Volkswagen’s attempt to bring the convertible SUV back from the dead, is both fitting and ironic.
Once a staple of the brand, the days of droptop cars sporting the VW badge became numbered during former CEO Martin Winterkorn’s tenure, which ran from late 2006 until late 2015.
In an internal presentation to managers in mid-2014, Winterkorn singled out the shrinking convertible market as an example of where to begin thinning out the VW brand’s range to help it save 5 billion euros in costs.
“We have 12 cabrios [throughout the VW Group], but too few SUVs,” Winterkorn told the German enthusiast magazine Auto Motor und Sport.
When the T-Roc Cabriolet went on sale in April, Audi and Porsche were the only VW Group brands that still offered drivers the chance to fold back the roof.
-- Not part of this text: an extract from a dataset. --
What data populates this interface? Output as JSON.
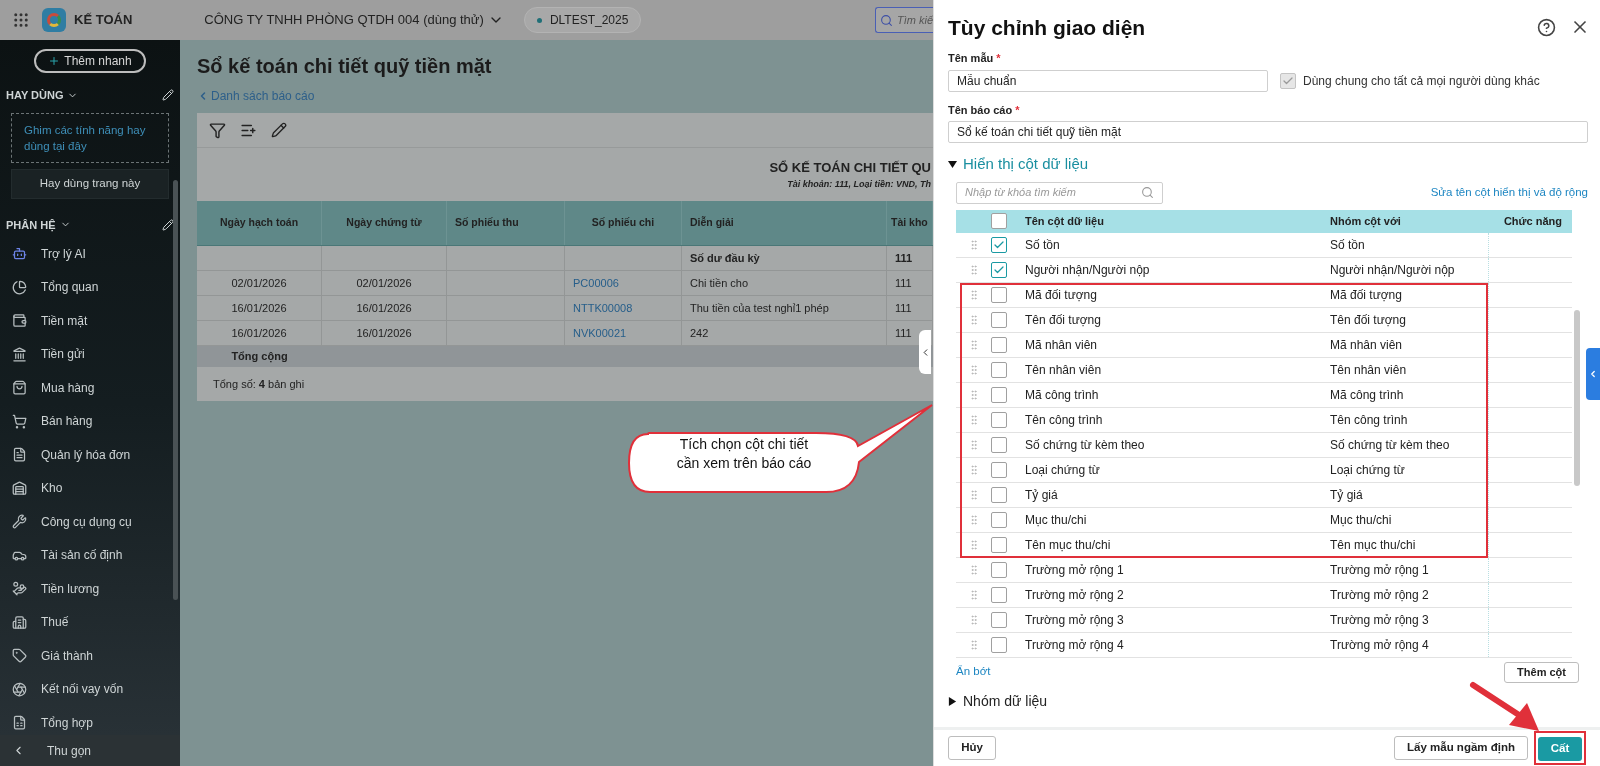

For VW, the T-Roc Cabriolet represents a return to its roots: the brand has offered convertibles since 1949.
“We are very confident we can implement the concept and expect we will be successful positioning the product between the smaller and premium offers,” T-Roc Product Manager Jan-Ingo Theuner told Automotive News Europe.
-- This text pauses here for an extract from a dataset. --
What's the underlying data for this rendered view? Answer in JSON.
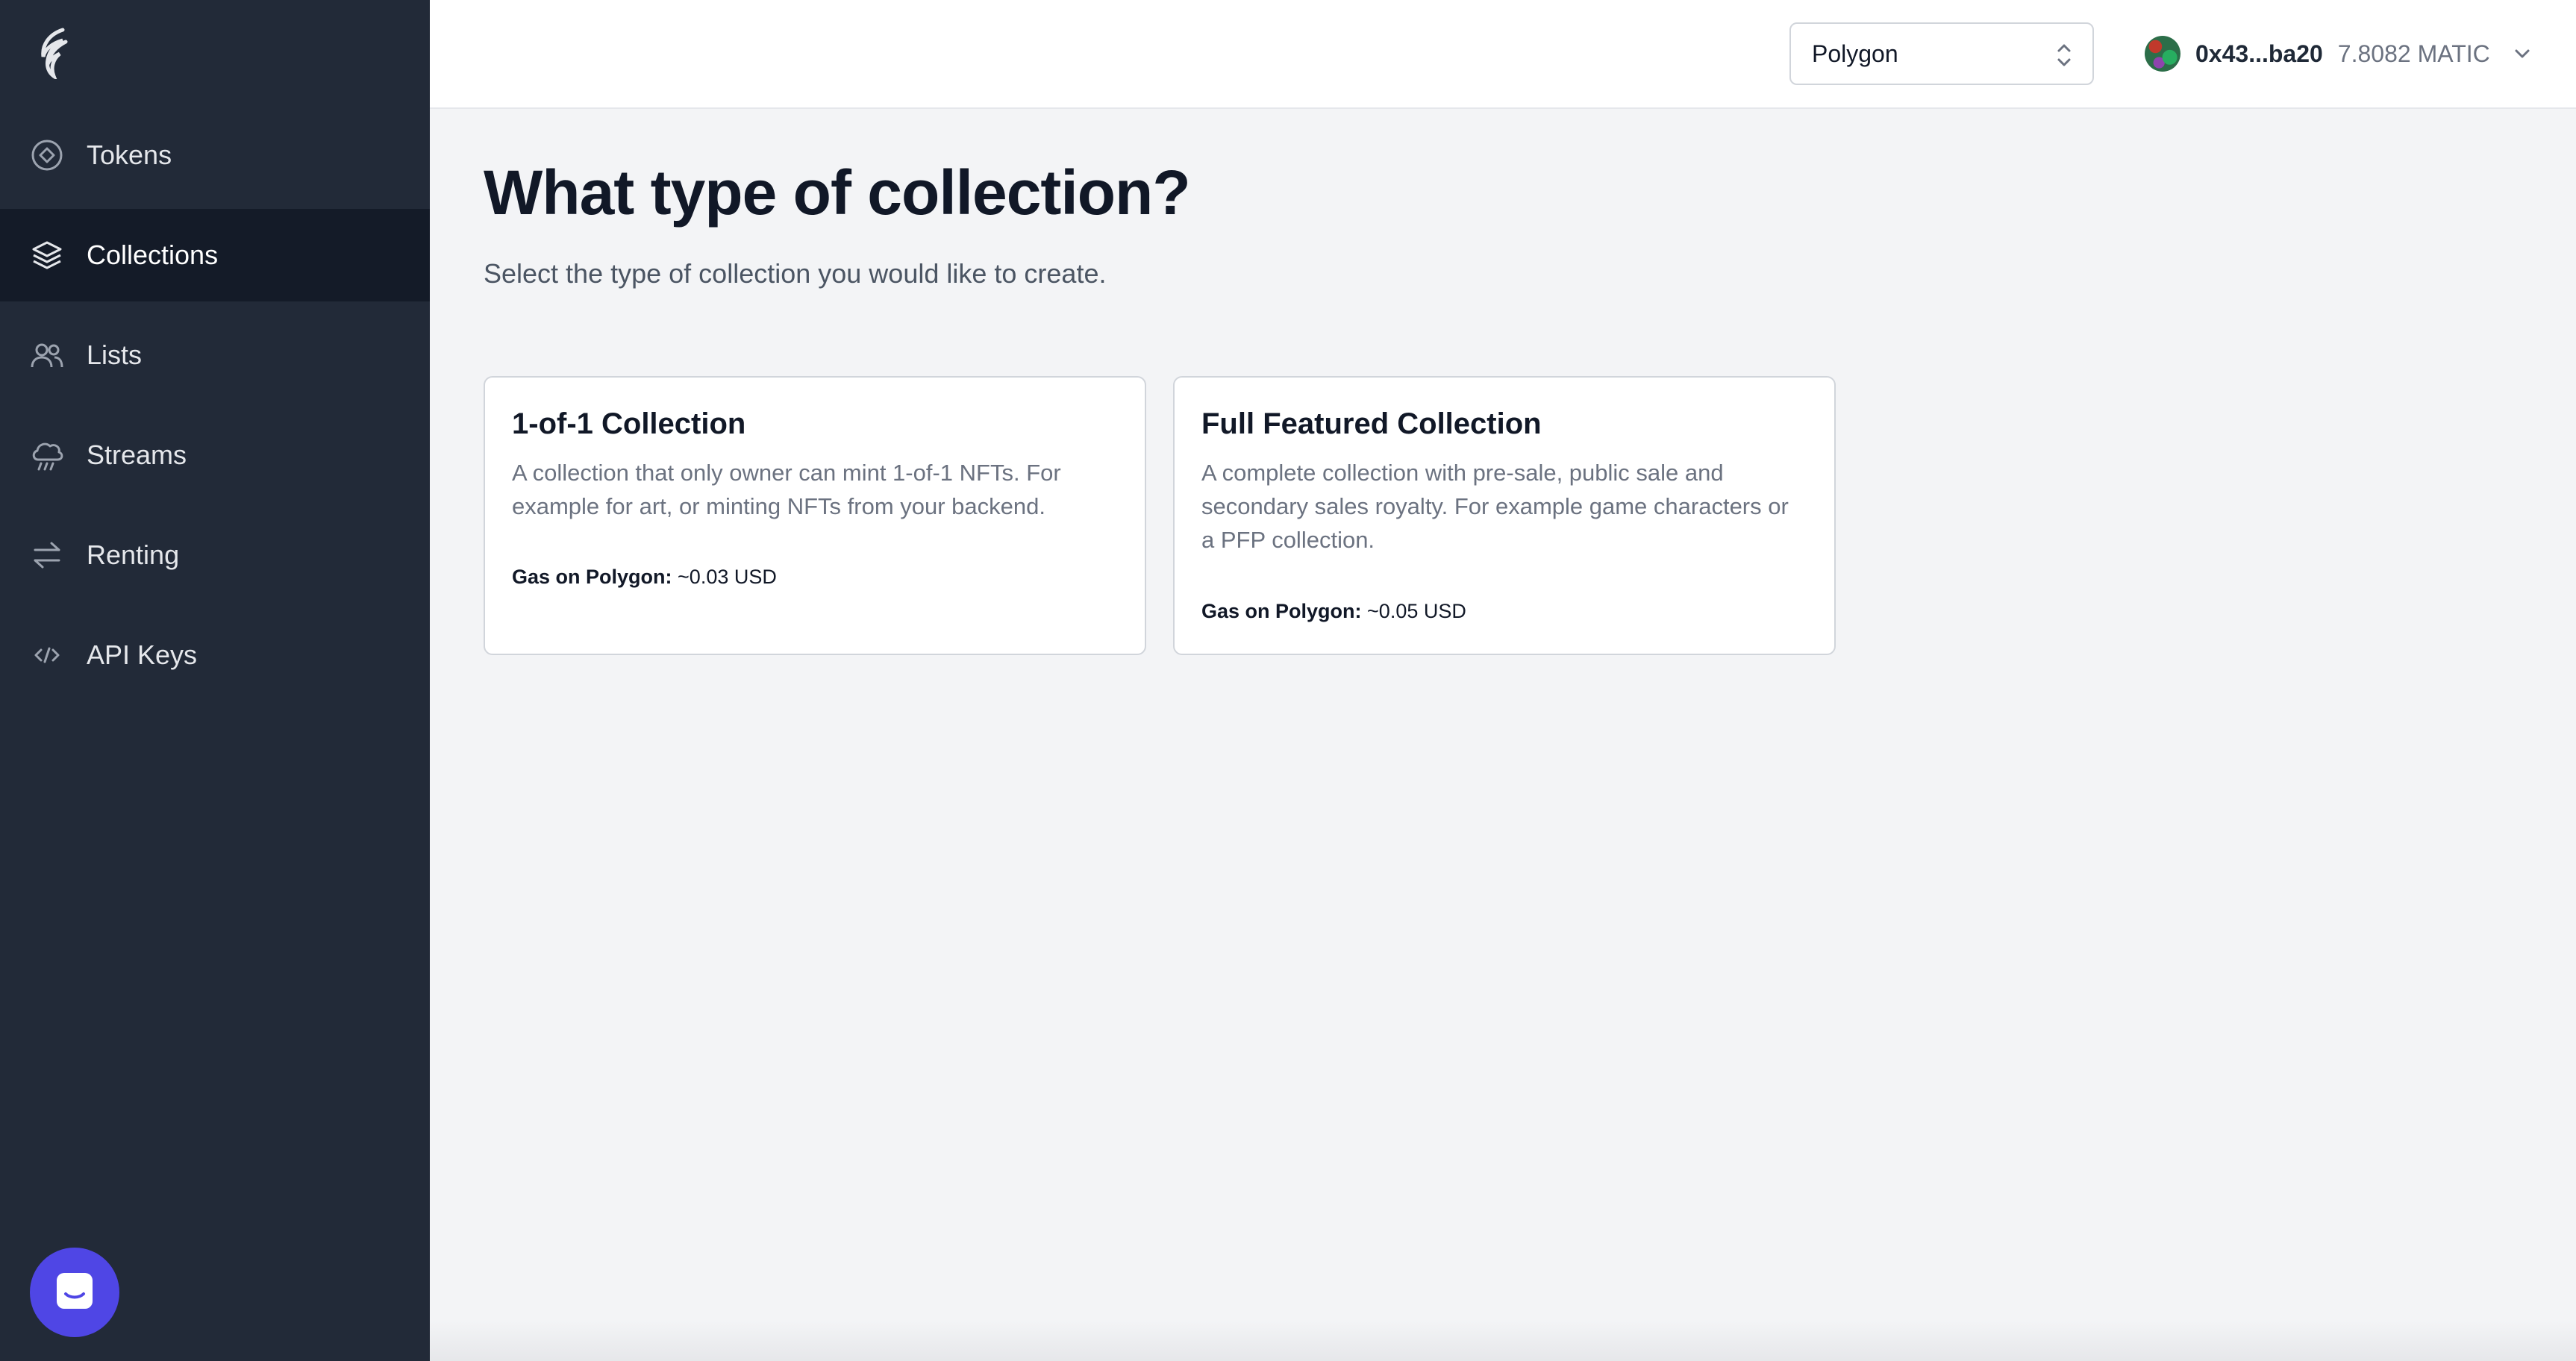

LMC’s Chan estimates European sales volumes of about 10,000 units T-Roc Cabriolets a year, roughly 6 percent of the model line’s total. The number mirrors what Range Rover achieved with the Evoque cabrio, which is well below the 15 percent the British automaker expected.
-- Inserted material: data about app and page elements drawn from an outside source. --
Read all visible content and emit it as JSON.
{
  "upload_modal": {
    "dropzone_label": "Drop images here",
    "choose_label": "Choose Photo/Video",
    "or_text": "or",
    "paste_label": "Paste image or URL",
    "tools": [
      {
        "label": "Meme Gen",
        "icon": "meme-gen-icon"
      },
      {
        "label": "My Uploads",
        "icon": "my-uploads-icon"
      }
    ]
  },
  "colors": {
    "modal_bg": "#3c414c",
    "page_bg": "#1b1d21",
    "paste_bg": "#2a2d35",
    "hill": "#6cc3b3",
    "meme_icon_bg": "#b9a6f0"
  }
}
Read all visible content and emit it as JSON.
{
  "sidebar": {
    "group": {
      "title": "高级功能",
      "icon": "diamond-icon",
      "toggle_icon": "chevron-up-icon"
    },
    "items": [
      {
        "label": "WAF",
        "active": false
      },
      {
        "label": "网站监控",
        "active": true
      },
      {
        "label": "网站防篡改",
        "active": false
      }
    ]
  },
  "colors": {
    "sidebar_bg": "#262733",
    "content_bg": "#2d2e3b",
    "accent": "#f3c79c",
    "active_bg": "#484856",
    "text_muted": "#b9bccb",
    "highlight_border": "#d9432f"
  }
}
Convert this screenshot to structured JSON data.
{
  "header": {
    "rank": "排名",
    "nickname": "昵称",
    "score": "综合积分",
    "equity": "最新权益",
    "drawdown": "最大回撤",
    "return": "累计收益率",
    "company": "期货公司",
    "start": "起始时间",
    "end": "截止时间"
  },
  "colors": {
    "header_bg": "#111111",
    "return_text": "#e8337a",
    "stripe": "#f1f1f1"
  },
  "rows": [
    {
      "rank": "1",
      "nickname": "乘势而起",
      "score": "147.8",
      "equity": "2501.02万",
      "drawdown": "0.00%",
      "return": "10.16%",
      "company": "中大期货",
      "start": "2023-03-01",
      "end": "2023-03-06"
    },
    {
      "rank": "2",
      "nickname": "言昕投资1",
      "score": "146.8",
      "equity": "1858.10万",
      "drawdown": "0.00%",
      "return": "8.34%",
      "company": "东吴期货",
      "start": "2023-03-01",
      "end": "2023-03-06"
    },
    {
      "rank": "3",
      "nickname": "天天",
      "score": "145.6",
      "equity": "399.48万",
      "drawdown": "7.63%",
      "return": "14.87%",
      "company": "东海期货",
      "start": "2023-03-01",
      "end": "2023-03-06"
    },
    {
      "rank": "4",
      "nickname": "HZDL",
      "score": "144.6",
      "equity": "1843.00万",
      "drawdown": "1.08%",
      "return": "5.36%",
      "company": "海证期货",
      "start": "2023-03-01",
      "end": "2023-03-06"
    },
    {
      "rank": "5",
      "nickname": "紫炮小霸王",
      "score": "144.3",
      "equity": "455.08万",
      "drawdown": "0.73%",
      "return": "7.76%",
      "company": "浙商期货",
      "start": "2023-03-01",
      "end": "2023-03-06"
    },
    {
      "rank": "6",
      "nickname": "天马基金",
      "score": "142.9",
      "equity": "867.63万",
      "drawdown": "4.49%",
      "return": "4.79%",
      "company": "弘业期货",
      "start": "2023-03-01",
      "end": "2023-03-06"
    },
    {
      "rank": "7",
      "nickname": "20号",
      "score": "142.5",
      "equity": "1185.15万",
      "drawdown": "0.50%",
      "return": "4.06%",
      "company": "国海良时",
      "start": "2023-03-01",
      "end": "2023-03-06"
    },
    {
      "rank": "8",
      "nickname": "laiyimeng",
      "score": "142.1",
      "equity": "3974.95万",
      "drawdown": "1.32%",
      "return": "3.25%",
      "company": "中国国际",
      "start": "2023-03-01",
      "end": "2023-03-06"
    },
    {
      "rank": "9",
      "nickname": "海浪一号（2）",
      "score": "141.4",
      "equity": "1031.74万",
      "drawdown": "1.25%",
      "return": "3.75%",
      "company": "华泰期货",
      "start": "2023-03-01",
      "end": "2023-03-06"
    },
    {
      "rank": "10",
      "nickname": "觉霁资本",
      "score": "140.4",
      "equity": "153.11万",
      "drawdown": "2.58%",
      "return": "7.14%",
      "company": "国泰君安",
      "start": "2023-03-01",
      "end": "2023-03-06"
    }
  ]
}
“The likeliness that other manufacturers will [follow VW into the niche] is up for debate. Although with the continued surge of SUV sales in general, it does remain possible,” Chan said.
From an engineering perspective, an SUVs tend to be less well suited for a droptop derivative because the base model is already substantially heavier than a comparably sized sedan or hatchback.
Add on all the structural reinforcements necessary to compensate for the loss of a B-pillar and suddenly weight becomes problematic, and not just in terms of handling. “The weight and aerodynamics of cabriolets aren’t much good at the moment given the need for CO2 reductions,” Schmidt added.
The loss of a traditional roof also means less torsional stiffness throughout the entire body, reducing a vehicle’s driving dynamics.
A review by U.S. enthusiast magazine Car & Driver described the Evoque cabrio as “not much sport, even less utility,” criticizing the Range Rover’s performance and space after with the additional of a 180 kg of folding hardtop. The publication was equally harsh to the T-Roc, referring to it as a “Barbie beach cruiser.”
While analysts and journalist remain skeptical about the future of convertible SUVs, at least one more addition to the niche is coming, but it’s questionable whether it will be make it to Europe.
German roof specialist Webasto, which provided the T-Roc Cabriolet’s folding softtop, confirmed to Automotive News Europe that it received an order from the U.S. for a convertible SUV, for which it was investing about 40 million euros in its facility in Plymouth, Michigan. “We needed additional manufacturing space for this big project,” Webasto Chairman Holger Engelmann said.
Engelmann also provide a bullish outlook for the niche to ANE in 2016 when talking about the Range Rover Evoque cabriolet, which has a folding softtop from Webasto.
VW’s Theuner said he expected others to watch and see how well his concept will work. “It’s difficult to forecast how competitors will react,” he told ANE. “But we have no problem if we are the only ones in that segment as it would doubtlessly emphasize the T-Roc Cabriolet as a unique proposition in the market.”